Charter on dying, death and bereavement launched by Irish Hospice Foundation

As citizens and as a society we need to break the taboo that surrounds death, Mrs Justice Catherine McGuinness has said.

Giving the Mary Holland Commemorative Lecture at the Irish Hospice Foundation Forum on End of Life in Dublin on Tuesday, the retired Supreme Court judge said: "We need to assert clearly that when it comes to end of life we need more rights than the last rites.

“We need to support each other to develop a greater sense of personal responsibility, and put effective systems in place to enable people to act responsibly.”

She told delegates at the conference that in the next 10 years over 300,000 people would die in Ireland, and three million would be bereaved.

“Up to €1.3 billion is being spent on end-of-life care, and we don’t know whether it is being spent wisely. It matters to those left behind because then we can get on with the business of living.”

Mrs Justice McGuinness urged people to consider filling in a Think Ahead document which records people’s care preferences in the event of emergency serious illness or death when they cannot speak for themselves.

“Think Ahead recognises that dying is everyone’s business. We have the right to have a say in our care...including at the end of life. But we also have the responsibility to let other people know our decisions and spare our loved ones and families, who might otherwise have to make important decisions without guidance, at what is a very difficult time.”

Own decisions

There are currently 65,000 Think Ahead documents in circulation, and if even one was completed that could only be a good thing, Mrs Justice McGuinness said.

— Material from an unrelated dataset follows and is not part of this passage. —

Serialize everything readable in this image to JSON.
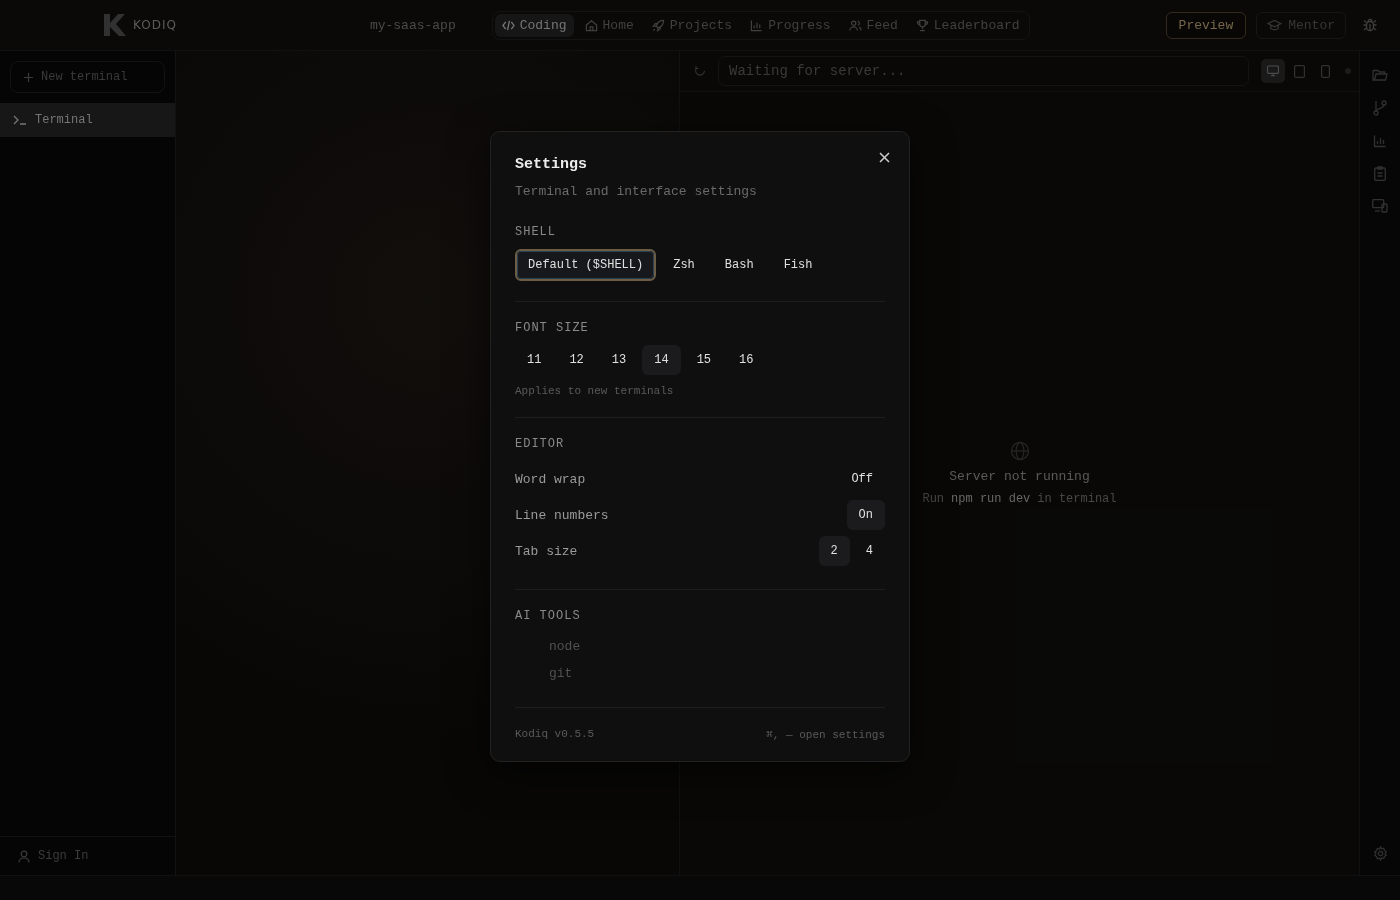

Conference keynote speaker Prof Jenny Kitzinger of the University of Cardiff told delegates one in three people would lose the ability to make their own decisions at end-of-life.

She also said there was a real issue with non-beneficial treatments, that is any treatments, procedures or tests administered to elderly patients who are naturally dying when that treatment will make no difference to their survival.

“One in three patients receive treatments at end-of-life that have no benefit to them near their end of life; 28 per cent get cardiopulmonary resuscitation, 42 per cent are admitted to intensive care ...30 per cent receive dialysis, radiotherapy and transfusions, and 33 per cent are getting chemotherapy in their last six weeks of life.”

She urged people to have their say now about end-of-life issues. It was not only important for the dying, who know they have a terminal diagnosis, but especially for people who were not dying.


The People’s Charter on Dying, Death and Bereavement in Ireland, the country’s first such charter, was also launched at the conference. Based on a survey of almost 2,600 people, it outlines how people wish to talk about, prepare and live with death and bereavement.

Foundation chief executive Sharon Foley said the charter was a powerful tool to bring to the Government. “The people of Ireland want to have their say about end-of-life. Being treated with and maintaining dignity matters to people.”